Analyzing where technology will go should be done with the same mindset as analyzing the direction of financial markets: with skepticism, an open-mind, and an acceptance that predictions are largely impossible. This makes business planning difficult, but some trends are on a more sustained path than others. The demand for cloud computing is certain, helped by the growth of services like Pinterest, Dropbox, and Netflix. This observation was supported by growth on AWS, or Amazon Web Services. Amazon.com fueled its growth with aggressive pricing and rapid deployment times.
There are three trending topics making the news in recent weeks. We all seem to think the outcome of these trends are predictable, even though it is not entirely clear how things will play out. In attempting to forecast, first ask questions.
1. Galaxy Nexus 7
Google entered the tablet market by announcing Android 4, also known as Jelly Bean. The Google Android tablet, priced at a competitive $199, will run the latest Android system. Not to be outdone, Apple is rumored to be releasing a 7-inch tablet. Apple reported exceptionally strong earnings, helped by demand for its 4S phone and its iPad. “The New” iPad does not seem so new, with Google under-pricing Apple by more than a two-fold.
Will Nexus 7 successfully dethrone Apple’s dominance in tablets?
2. RIM “Death Spiral”
Research in Motion traded close to 80% below its 52-week high after reporting earnings that were worse than anyone predicted. That RIM was late in responding to Android’s invasion is a tiring but valid story. Currently, RIM is facing deterioration in margins due to Blackberry 10, a consequence of the “Osbourne Effect.” Its earnings were weak because the company sold more lower-end devices than the more expensive models.
In the short-term, RIM could do a number of things to stem its short-term decline:
I. Explain why Blackberry 10 is Delayed
II. Release Blackberry ‘Alpha’ on the Playbook
III. License Blackberry Messenger (“BBM”) to Windows Phone 7/8 and Google Android
IV. Pay 3rd Parties to Build Apps
V. Have a Plan ‘B’
VI. Offer Upgrade Path for Consumers buying Blackberry 7
VII. Focus on Core Strengths in the Interim
Will RIM be here next year?
3. Google+ vs. Facebook
Speaking from personal experience, something is happening to Facebook. After the company went public, activity on Facebook dropped dramatically. Seasonality may have something to do with it: in “liking” versus being outside in the summer, summer wins. Facebook also enforced email addresses on its users with negative reception, and will soon make “timeline” mandatory, to encourage users to keep coming back. Google+ appears to be yielding greater interactivity. Google shows “What’s Hot” posts on the stream effectively. My number of followers grew from under 100 to over 250.

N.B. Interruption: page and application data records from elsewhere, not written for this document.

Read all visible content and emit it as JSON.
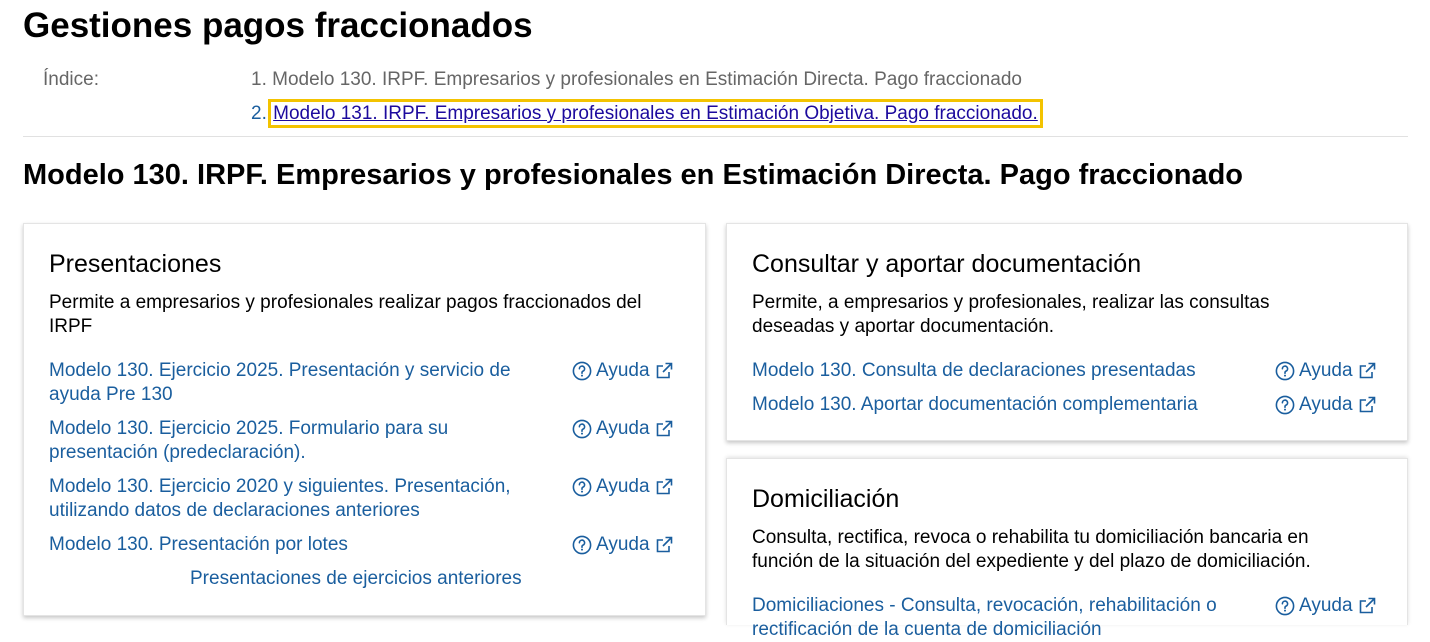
{
  "page": {
    "title": "Gestiones pagos fraccionados"
  },
  "index": {
    "label": "Índice:",
    "items": [
      {
        "number": "1.",
        "label": "Modelo 130. IRPF. Empresarios y profesionales en Estimación Directa. Pago fraccionado"
      },
      {
        "number": "2.",
        "label": "Modelo 131. IRPF. Empresarios y profesionales en Estimación Objetiva. Pago fraccionado."
      }
    ]
  },
  "section": {
    "title": "Modelo 130. IRPF. Empresarios y profesionales en Estimación Directa. Pago fraccionado"
  },
  "help_label": "Ayuda",
  "cards": {
    "presentaciones": {
      "title": "Presentaciones",
      "description": "Permite a empresarios y profesionales realizar pagos fraccionados del IRPF",
      "links": [
        "Modelo 130. Ejercicio 2025. Presentación y servicio de ayuda Pre 130",
        "Modelo 130. Ejercicio 2025. Formulario para su presentación (predeclaración).",
        "Modelo 130. Ejercicio 2020 y siguientes. Presentación, utilizando datos de declaraciones anteriores",
        "Modelo 130. Presentación por lotes"
      ],
      "footer_link": "Presentaciones de ejercicios anteriores"
    },
    "consultar": {
      "title": "Consultar y aportar documentación",
      "description": "Permite, a empresarios y profesionales, realizar las consultas deseadas y aportar documentación.",
      "links": [
        "Modelo 130. Consulta de declaraciones presentadas",
        "Modelo 130. Aportar documentación complementaria"
      ]
    },
    "domiciliacion": {
      "title": "Domiciliación",
      "description": "Consulta, rectifica, revoca o rehabilita tu domiciliación bancaria en función de la situación del expediente y del plazo de domiciliación.",
      "links": [
        "Domiciliaciones - Consulta, revocación, rehabilitación o rectificación de la cuenta de domiciliación"
      ]
    }
  },
  "colors": {
    "link": "#1a5e9e",
    "focus_outline": "#f3c300",
    "visited_link": "#1c0a9e"
  }
}
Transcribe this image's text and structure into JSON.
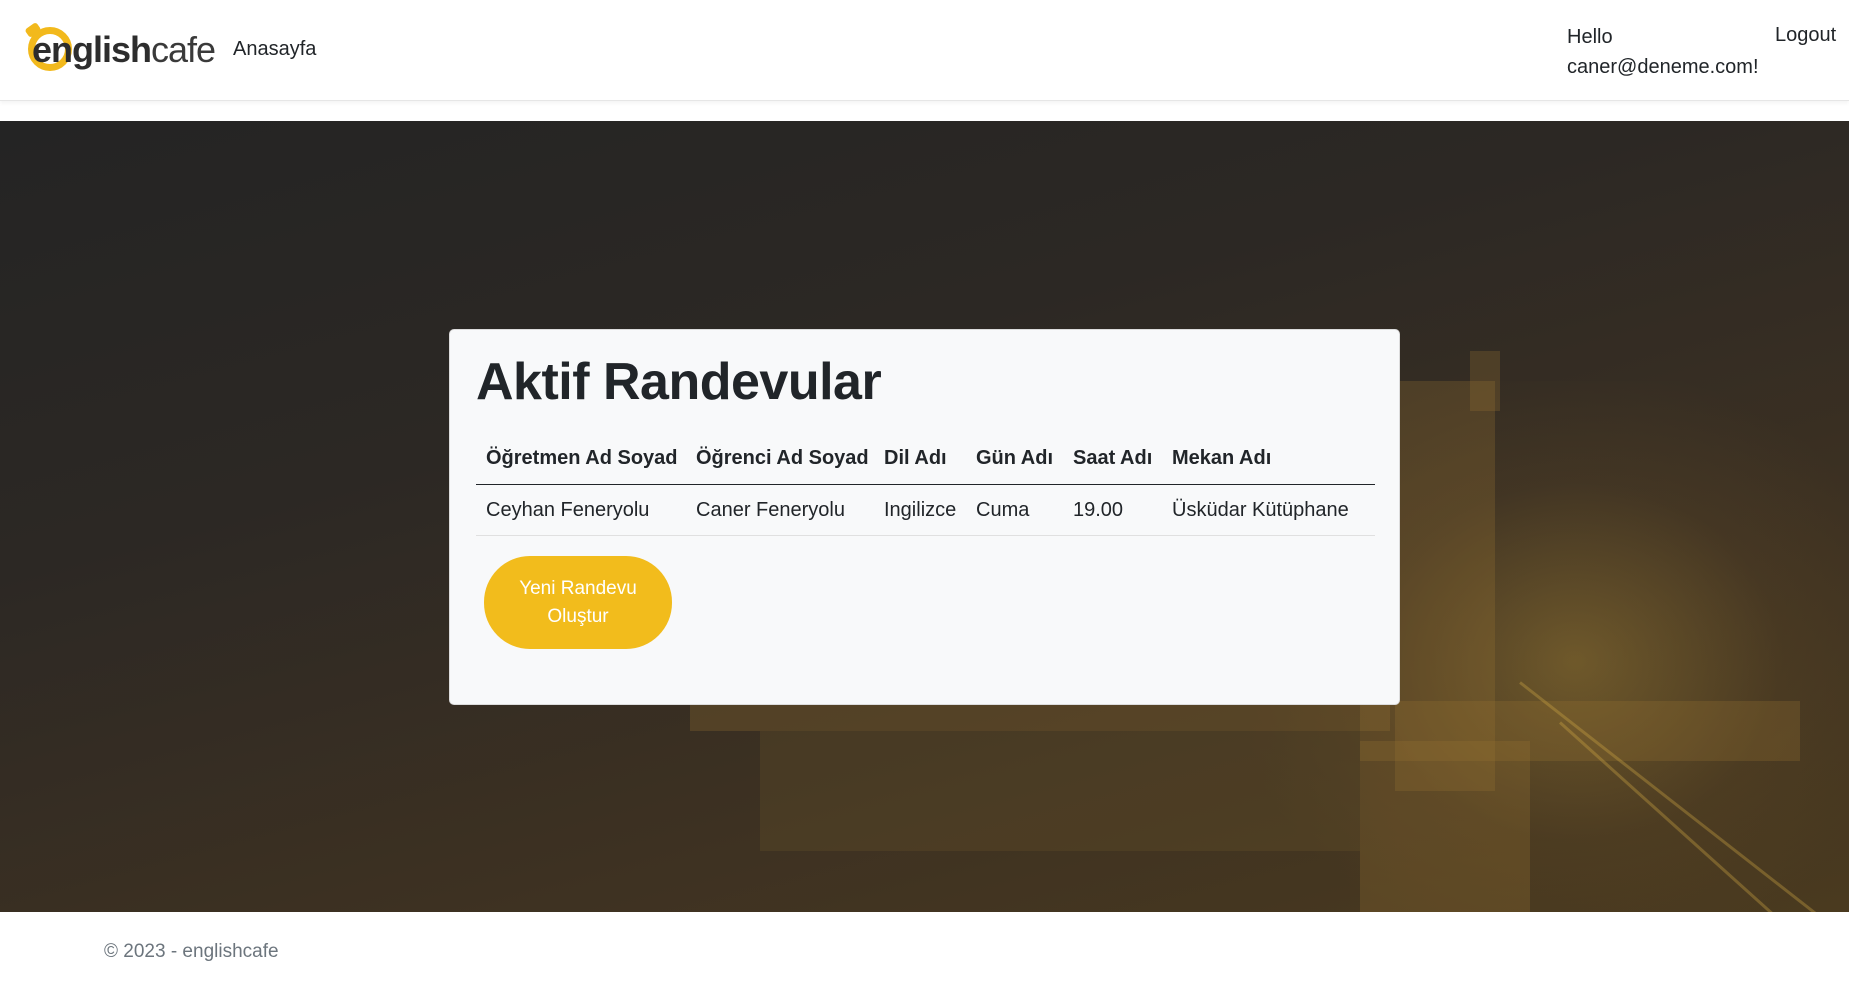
{
  "header": {
    "brand": {
      "bold_part": "english",
      "light_part": "cafe"
    },
    "nav_home": "Anasayfa",
    "greeting": "Hello caner@deneme.com!",
    "logout": "Logout"
  },
  "card": {
    "title": "Aktif Randevular",
    "columns": [
      "Öğretmen Ad Soyad",
      "Öğrenci Ad Soyad",
      "Dil Adı",
      "Gün Adı",
      "Saat Adı",
      "Mekan Adı"
    ],
    "rows": [
      [
        "Ceyhan Feneryolu",
        "Caner Feneryolu",
        "Ingilizce",
        "Cuma",
        "19.00",
        "Üsküdar Kütüphane"
      ]
    ],
    "new_button": "Yeni Randevu Oluştur"
  },
  "footer": {
    "copyright": "© 2023 - englishcafe"
  },
  "colors": {
    "accent": "#f2bc1c",
    "text": "#212529",
    "muted": "#6c757d",
    "card_bg": "#f8f9fa"
  }
}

Many Google+ notifications:
Google also added an events page to “celebrate what matters with the people who matter most.”
Even though your friends may not be on Google+, will you consider using it?